Bahā’ī attempts to resolve the chronological disparities in the above passage originate with AB* and SE*.1
`Abd al-Baha' in a letter to the British Bahā’ī Ethel Rosenberg held that histories prior to Alexander the Great (d. 323 BCE) were "very confused", adding that statements in the Lawh-i.Ḥikma (Tablet of Wisdom of Baha'u'llah) were in accordance with eastern historical records (see Mā’idih 2:65-7). Shoghi Effendi, on the other hand, indicated that Bahā’īs need not take too literally the reference to the contemporaraneousness of Pythagoras and Solomon since the meaning of fī zamān (lit. "in the time") may be "far more elastic" than the English word "contemporary" implies (Letter written on behalf of SE* dated 15 February 1947).

In his analysis of this data Cole has argued that the chronology of the L.ḥikmat is indebted to Sunnī historical works, most notably the al-Milal wa’l-niḥal of al-Shahrastānī and the al-Mukhtaṣar fī akhbār al-bashar of Abū al-Fidā’ (d.1331) which might (directly or indirectly) have been available to BA* himself (Cole, WO 1979:30). This may indeed have been the case through the Acre located library of the al-Jazzār Mosque.
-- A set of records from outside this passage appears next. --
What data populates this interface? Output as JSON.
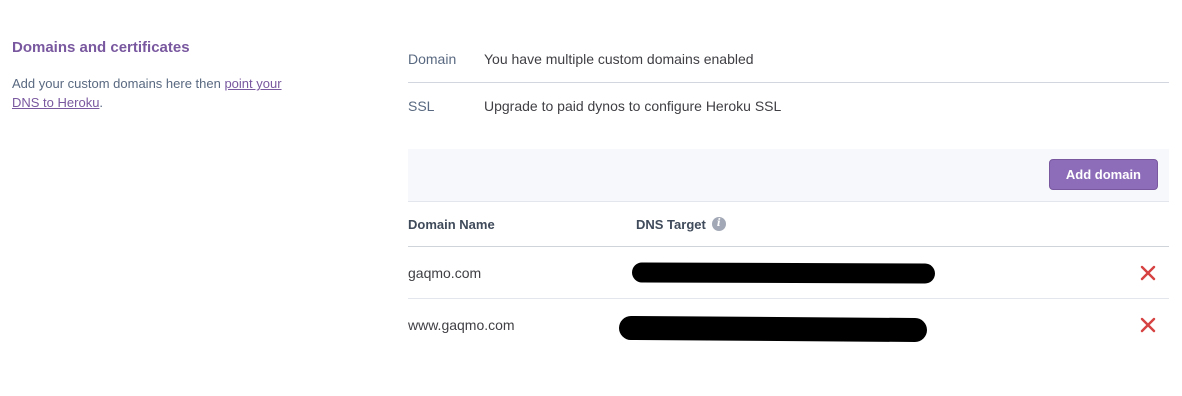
{
  "section": {
    "title": "Domains and certificates",
    "description_prefix": "Add your custom domains here then ",
    "description_link": "point your DNS to Heroku",
    "description_suffix": "."
  },
  "info": {
    "domain_label": "Domain",
    "domain_value": "You have multiple custom domains enabled",
    "ssl_label": "SSL",
    "ssl_value": "Upgrade to paid dynos to configure Heroku SSL"
  },
  "toolbar": {
    "add_domain_label": "Add domain"
  },
  "table": {
    "columns": [
      "Domain Name",
      "DNS Target"
    ],
    "rows": [
      {
        "domain": "gaqmo.com"
      },
      {
        "domain": "www.gaqmo.com"
      }
    ]
  },
  "colors": {
    "accent": "#79589f",
    "button": "#8d6cba",
    "remove": "#d64242"
  },
  "icons": {
    "dns_info": "info-icon",
    "remove": "close-icon"
  }
}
It may be though that other Ishrāqī, Shī`ī `school of Isfahan’ or Shaykhī sources lie behind this chronology.

The Mūriṣtus [Mūriṭūs? = "Martos" [sic.] of the Lawh-i Hikmah.

The notice regarding the somewhat enigmatic Mūriṣtus [Mūriṭūs?] (= "Martos" [sic.] in Holley, ed. Scriptures :198 [333]) in the same section of the Lawh-i Ḥikma of Baha'u'llah (41/150) may, as Juan Cole also asserts, be (indirectly) derived from al-Qifṭī’s (d. 1248) Tārīkh al-ḥukamā’ (ed. 322 through `Abū al-Fiḍā’?). It was Mūriṣtus (spellings vary, pointing uncertain) who, as detailed in his (?) Ṣan`at al-urghin al-būqī ("On the construction of the flue-pipe organ"), invented a hydraulic organ which could produce very loud, terrifying sounds and be effectively utilized in warfare. Its inventor is mentioned in numerous sources including, for
example, the early (Muntakhab) Ṣiwān al-ḥikma (ed. Dunlop, 82) of Abū Sulayman al-Sijistānī (4th/10th cent.) and the much later Persian Nāsikh al-tāwarīkh (vol. II:15) of Sepher.2

2 See further, Ibn Nadīm [Dodge], Fihrist II: 643; Cheiko, Thālath maqā lāt `Arabiyya... in al-Mashrīq IX (1906), 18ff (21-28); Carra De Vaux, `Le Invention de L-Hydraulis’ REG 21 (1908), 326-340; Farmer, 1931:16ff, `Muriṭus’ EI2 VII:610-11; Rosenthal, 1975 [92]:235-8); Shiloah, 1979: 286-7 (nos. 200-201).